The Patrician Hall is a cultural, arts and entertainment venue in the village of Carrickmore, County Tyrone. Originally built in 1961, with voluntary labour and named after Saint Patrick (that year being the 1500th anniversary of his death), the venue played host to many national and international stars including Liam Neeson, Roy Orbison, Val Doonican, The Wolfe Tones and The Dubliners on many occasions.. After 40 years of constant use the Hall fell into disrepair and after a 'farewell' concert in 2003 it closed for 18 months for major renovation work, with much of that work and funding again coming from local volunteers. It reopened in 2005 with facilities including state of the art lighting, sound and technical specifications; retractable seating, bar and food service, events suite, floor capacity for 350 people seated or 650 standing, whilst retaining the atmosphere for which it became famous.. Since its re-opening artists such as Francis Black, Johnny McEvoy, Philomena Begley, Ronnie Drew and the Wolfe Tones have played there. In 2006, The Patrician was featured in a BBC documentary regarding the Field Day Theatre Co. and Stephen Rea, actor of stage and screen revisited the hall to take part in this. In 2007 the President of the Republic of Ireland, Mary McAleese, paid a visit as part of a tour of County Tyrone.

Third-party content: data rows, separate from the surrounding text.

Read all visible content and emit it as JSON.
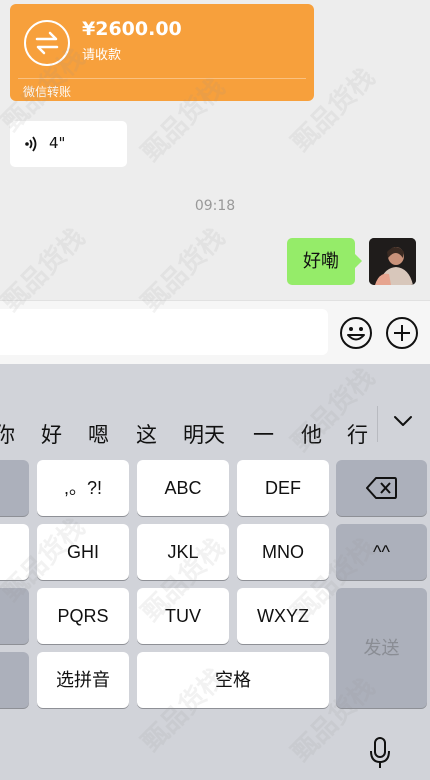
{
  "chat": {
    "transfer": {
      "amount": "¥2600.00",
      "subtitle": "请收款",
      "footer": "微信转账"
    },
    "voice": {
      "duration": "4\""
    },
    "timestamp": "09:18",
    "outgoing_message": "好嘞"
  },
  "keyboard": {
    "candidates": [
      "你",
      "好",
      "嗯",
      "这",
      "明天",
      "一",
      "他",
      "行"
    ],
    "keys": {
      "punct": ",。?!",
      "abc": "ABC",
      "def": "DEF",
      "ghi": "GHI",
      "jkl": "JKL",
      "mno": "MNO",
      "pqrs": "PQRS",
      "tuv": "TUV",
      "wxyz": "WXYZ",
      "pinyin": "选拼音",
      "space": "空格",
      "send": "发送",
      "emoticon": "^^",
      "left_partial": "…"
    }
  },
  "watermark": "甄品货栈",
  "colors": {
    "transfer": "#f7a03c",
    "outgoing_bubble": "#95ec69",
    "chat_bg": "#ededed",
    "keyboard_bg": "#d1d3d9"
  }
}
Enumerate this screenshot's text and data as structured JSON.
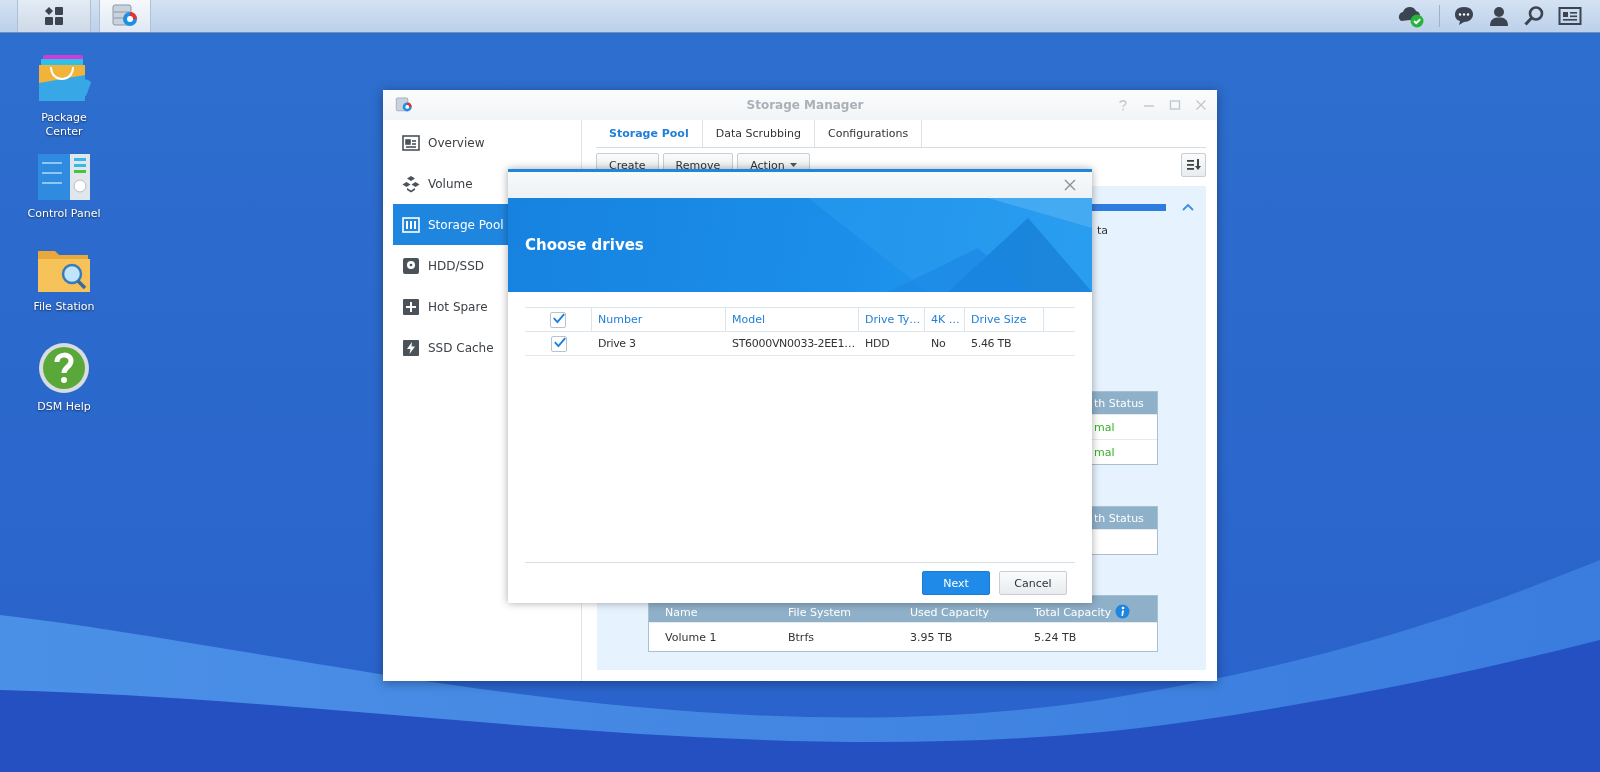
{
  "taskbar": {
    "buttons": [
      {
        "kind": "main-menu",
        "selected": false
      },
      {
        "kind": "storage-manager",
        "selected": true
      }
    ],
    "tray": [
      {
        "kind": "cloud-check"
      },
      {
        "kind": "chat"
      },
      {
        "kind": "user"
      },
      {
        "kind": "search"
      },
      {
        "kind": "card"
      }
    ]
  },
  "desktop_icons": [
    {
      "kind": "package",
      "label": "Package Center"
    },
    {
      "kind": "control",
      "label": "Control Panel"
    },
    {
      "kind": "folder",
      "label": "File Station"
    },
    {
      "kind": "help",
      "label": "DSM Help"
    }
  ],
  "window": {
    "title": "Storage Manager",
    "sidebar": [
      {
        "kind": "overview",
        "label": "Overview",
        "selected": false
      },
      {
        "kind": "volume",
        "label": "Volume",
        "selected": false
      },
      {
        "kind": "pool",
        "label": "Storage Pool",
        "selected": true
      },
      {
        "kind": "hdd",
        "label": "HDD/SSD",
        "selected": false
      },
      {
        "kind": "spare",
        "label": "Hot Spare",
        "selected": false
      },
      {
        "kind": "cache",
        "label": "SSD Cache",
        "selected": false
      }
    ],
    "tabs": [
      {
        "label": "Storage Pool",
        "selected": true
      },
      {
        "label": "Data Scrubbing",
        "selected": false
      },
      {
        "label": "Configurations",
        "selected": false
      }
    ],
    "toolbar": [
      {
        "label": "Create",
        "dropdown": false
      },
      {
        "label": "Remove",
        "dropdown": false
      },
      {
        "label": "Action",
        "dropdown": true
      }
    ],
    "panel": {
      "text_fragment": "ta",
      "drive_table": {
        "header": "th Status",
        "rows": [
          {
            "status": "mal"
          },
          {
            "status": "mal"
          }
        ]
      },
      "spare_table": {
        "header": "th Status"
      },
      "volume_table": {
        "columns": [
          "Name",
          "File System",
          "Used Capacity",
          "Total Capacity"
        ],
        "rows": [
          [
            "Volume 1",
            "Btrfs",
            "3.95 TB",
            "5.24 TB"
          ]
        ]
      }
    }
  },
  "dialog": {
    "title": "Choose drives",
    "select_all_checked": true,
    "columns": [
      "Number",
      "Model",
      "Drive Ty…",
      "4K …",
      "Drive Size"
    ],
    "rows": [
      {
        "checked": true,
        "cells": [
          "Drive 3",
          "ST6000VN0033-2EE1…",
          "HDD",
          "No",
          "5.46 TB"
        ]
      }
    ],
    "buttons": [
      {
        "label": "Next",
        "primary": true
      },
      {
        "label": "Cancel",
        "primary": false
      }
    ]
  }
}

Every March the Patrician Hall hosts the Mid-Ulster Drama festival, which showcases the best of amateur dramatics from venues throughout Ireland.